Tess Sohngen, News Editor
New visitor parking spaces this semester around Shriver Center displaced 150 parking spaces previously metered and used by students, faculty and staff. The change occurred in conjunction with the university’s Admission Visit Center’s move to Shriver Center.
Marked with Miami’s red and white “M,” the parking spaces along Maple Street and the MacMillan and Shriver Center west parking lots are reserved for visitors with an admission office parking permit from 7:00 a.m. to 6 p.m. every day; only those with a Miami University parking permit are permitted to park in the Shriver Center and MacMillan parking lot outside of that time.
Susan Schaurer, assistant vice president and director of admission, said the Office of Admission is excited to have available spaces for guests near Shriver Center.
“We worked closely with the university to make sure we have available parking for our guests because it really impacts the students’ visit,” said Schaurer. “Those first moments really set the stage for their campus visit experience.”
The new location allows the Admission Visit Center to hold 1,000 more guests per week for their twice daily tours Monday through Saturday.

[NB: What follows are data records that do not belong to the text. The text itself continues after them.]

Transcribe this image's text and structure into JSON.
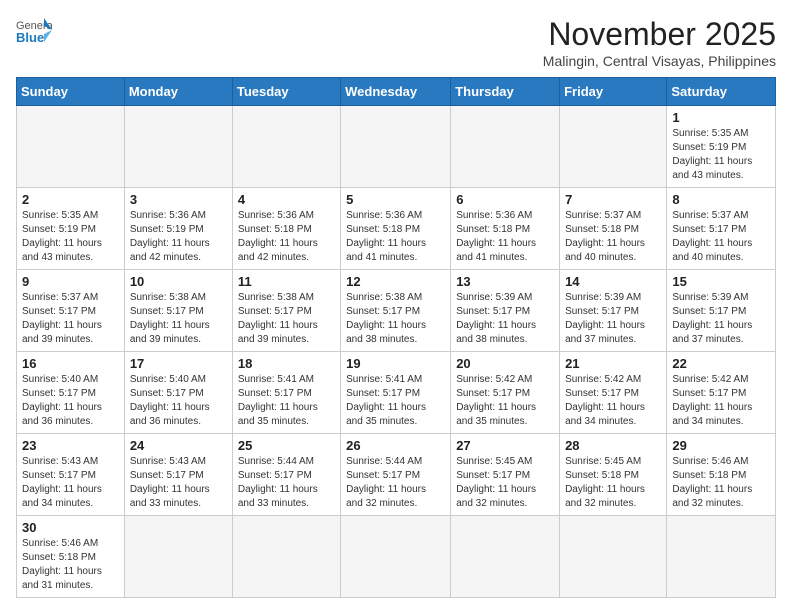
{
  "header": {
    "logo_general": "General",
    "logo_blue": "Blue",
    "month_title": "November 2025",
    "location": "Malingin, Central Visayas, Philippines"
  },
  "weekdays": [
    "Sunday",
    "Monday",
    "Tuesday",
    "Wednesday",
    "Thursday",
    "Friday",
    "Saturday"
  ],
  "weeks": [
    [
      {
        "day": null
      },
      {
        "day": null
      },
      {
        "day": null
      },
      {
        "day": null
      },
      {
        "day": null
      },
      {
        "day": null
      },
      {
        "day": 1,
        "sunrise": "Sunrise: 5:35 AM",
        "sunset": "Sunset: 5:19 PM",
        "daylight": "Daylight: 11 hours and 43 minutes."
      }
    ],
    [
      {
        "day": 2,
        "sunrise": "Sunrise: 5:35 AM",
        "sunset": "Sunset: 5:19 PM",
        "daylight": "Daylight: 11 hours and 43 minutes."
      },
      {
        "day": 3,
        "sunrise": "Sunrise: 5:36 AM",
        "sunset": "Sunset: 5:19 PM",
        "daylight": "Daylight: 11 hours and 42 minutes."
      },
      {
        "day": 4,
        "sunrise": "Sunrise: 5:36 AM",
        "sunset": "Sunset: 5:18 PM",
        "daylight": "Daylight: 11 hours and 42 minutes."
      },
      {
        "day": 5,
        "sunrise": "Sunrise: 5:36 AM",
        "sunset": "Sunset: 5:18 PM",
        "daylight": "Daylight: 11 hours and 41 minutes."
      },
      {
        "day": 6,
        "sunrise": "Sunrise: 5:36 AM",
        "sunset": "Sunset: 5:18 PM",
        "daylight": "Daylight: 11 hours and 41 minutes."
      },
      {
        "day": 7,
        "sunrise": "Sunrise: 5:37 AM",
        "sunset": "Sunset: 5:18 PM",
        "daylight": "Daylight: 11 hours and 40 minutes."
      },
      {
        "day": 8,
        "sunrise": "Sunrise: 5:37 AM",
        "sunset": "Sunset: 5:17 PM",
        "daylight": "Daylight: 11 hours and 40 minutes."
      }
    ],
    [
      {
        "day": 9,
        "sunrise": "Sunrise: 5:37 AM",
        "sunset": "Sunset: 5:17 PM",
        "daylight": "Daylight: 11 hours and 39 minutes."
      },
      {
        "day": 10,
        "sunrise": "Sunrise: 5:38 AM",
        "sunset": "Sunset: 5:17 PM",
        "daylight": "Daylight: 11 hours and 39 minutes."
      },
      {
        "day": 11,
        "sunrise": "Sunrise: 5:38 AM",
        "sunset": "Sunset: 5:17 PM",
        "daylight": "Daylight: 11 hours and 39 minutes."
      },
      {
        "day": 12,
        "sunrise": "Sunrise: 5:38 AM",
        "sunset": "Sunset: 5:17 PM",
        "daylight": "Daylight: 11 hours and 38 minutes."
      },
      {
        "day": 13,
        "sunrise": "Sunrise: 5:39 AM",
        "sunset": "Sunset: 5:17 PM",
        "daylight": "Daylight: 11 hours and 38 minutes."
      },
      {
        "day": 14,
        "sunrise": "Sunrise: 5:39 AM",
        "sunset": "Sunset: 5:17 PM",
        "daylight": "Daylight: 11 hours and 37 minutes."
      },
      {
        "day": 15,
        "sunrise": "Sunrise: 5:39 AM",
        "sunset": "Sunset: 5:17 PM",
        "daylight": "Daylight: 11 hours and 37 minutes."
      }
    ],
    [
      {
        "day": 16,
        "sunrise": "Sunrise: 5:40 AM",
        "sunset": "Sunset: 5:17 PM",
        "daylight": "Daylight: 11 hours and 36 minutes."
      },
      {
        "day": 17,
        "sunrise": "Sunrise: 5:40 AM",
        "sunset": "Sunset: 5:17 PM",
        "daylight": "Daylight: 11 hours and 36 minutes."
      },
      {
        "day": 18,
        "sunrise": "Sunrise: 5:41 AM",
        "sunset": "Sunset: 5:17 PM",
        "daylight": "Daylight: 11 hours and 35 minutes."
      },
      {
        "day": 19,
        "sunrise": "Sunrise: 5:41 AM",
        "sunset": "Sunset: 5:17 PM",
        "daylight": "Daylight: 11 hours and 35 minutes."
      },
      {
        "day": 20,
        "sunrise": "Sunrise: 5:42 AM",
        "sunset": "Sunset: 5:17 PM",
        "daylight": "Daylight: 11 hours and 35 minutes."
      },
      {
        "day": 21,
        "sunrise": "Sunrise: 5:42 AM",
        "sunset": "Sunset: 5:17 PM",
        "daylight": "Daylight: 11 hours and 34 minutes."
      },
      {
        "day": 22,
        "sunrise": "Sunrise: 5:42 AM",
        "sunset": "Sunset: 5:17 PM",
        "daylight": "Daylight: 11 hours and 34 minutes."
      }
    ],
    [
      {
        "day": 23,
        "sunrise": "Sunrise: 5:43 AM",
        "sunset": "Sunset: 5:17 PM",
        "daylight": "Daylight: 11 hours and 34 minutes."
      },
      {
        "day": 24,
        "sunrise": "Sunrise: 5:43 AM",
        "sunset": "Sunset: 5:17 PM",
        "daylight": "Daylight: 11 hours and 33 minutes."
      },
      {
        "day": 25,
        "sunrise": "Sunrise: 5:44 AM",
        "sunset": "Sunset: 5:17 PM",
        "daylight": "Daylight: 11 hours and 33 minutes."
      },
      {
        "day": 26,
        "sunrise": "Sunrise: 5:44 AM",
        "sunset": "Sunset: 5:17 PM",
        "daylight": "Daylight: 11 hours and 32 minutes."
      },
      {
        "day": 27,
        "sunrise": "Sunrise: 5:45 AM",
        "sunset": "Sunset: 5:17 PM",
        "daylight": "Daylight: 11 hours and 32 minutes."
      },
      {
        "day": 28,
        "sunrise": "Sunrise: 5:45 AM",
        "sunset": "Sunset: 5:18 PM",
        "daylight": "Daylight: 11 hours and 32 minutes."
      },
      {
        "day": 29,
        "sunrise": "Sunrise: 5:46 AM",
        "sunset": "Sunset: 5:18 PM",
        "daylight": "Daylight: 11 hours and 32 minutes."
      }
    ],
    [
      {
        "day": 30,
        "sunrise": "Sunrise: 5:46 AM",
        "sunset": "Sunset: 5:18 PM",
        "daylight": "Daylight: 11 hours and 31 minutes."
      },
      {
        "day": null
      },
      {
        "day": null
      },
      {
        "day": null
      },
      {
        "day": null
      },
      {
        "day": null
      },
      {
        "day": null
      }
    ]
  ]
}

Schaurer added that the university’s research showed that applications to the university increased when more students visited the university.
The heavy foot traffic, proximity to the Armstrong Student Center, and visitors’ ease in finding the Admission Visit Center were among the reasons why the university supported the move and parking changes, according to Schaurer and Capt. Benjamin Spilman, Director of Parking and Transportation Services. Capt. Spilman said that the new center for visitors is “leaps and bounds ahead of where they were in the Campus Avenue Building.
“[The Admission Visit Center] needed to be sure they had a place for visitors to park, not that they were hunting around campus looking for an available spot and then have to find their way back to the Admission’s Welcome Center,” said Spilman. “We’re optimistic that this is going to meet their need.”
Some students are not happy about the cut in available parking for students in that part of campus.
“I think that the new parking locations make sense considering admissions in now located in Shriver, but I think they changed too much of the parking on Maple Street,” said Sabina Bashir, an RA in Minnich Hall.
Students who previously parked near Shriver Center have had to park near Pulley Tower, including Integrated Environmental Science graduate students Anna Jean Petroff and Michael Browne.
“It’s already surprisingly hard to find a parking spot after 9:30 a.m., and it seems like the university keeps taking more away… without adding new spots,” said Petroff.
Browne said that he has to find parking at Pulley Tower’s parking lot before 9:30 a.m. or else he won’t find a spot close to where he works.
Shriver Center’s east parking lot was changed from meters to employee parking to accommodate for some of the lost parking spaces for employees, many whom have been pushed further from the center of campus for parking.
“The biggest thing that we’ve tried to do is simplify the parking system,” said Spilman. He said the number of different parking permits and regulations were overwhelming when he was an undergraduate student at Miami University in the early 1990s.
More changes for parking on campus will continue to make up for some of the lost parking spaces. Parking and Transportation Services will install parking meters on Shriver Circle this semester to create short-term parking options that do not require any parking pass and on the Cook Field parking lot, which will occur this summer.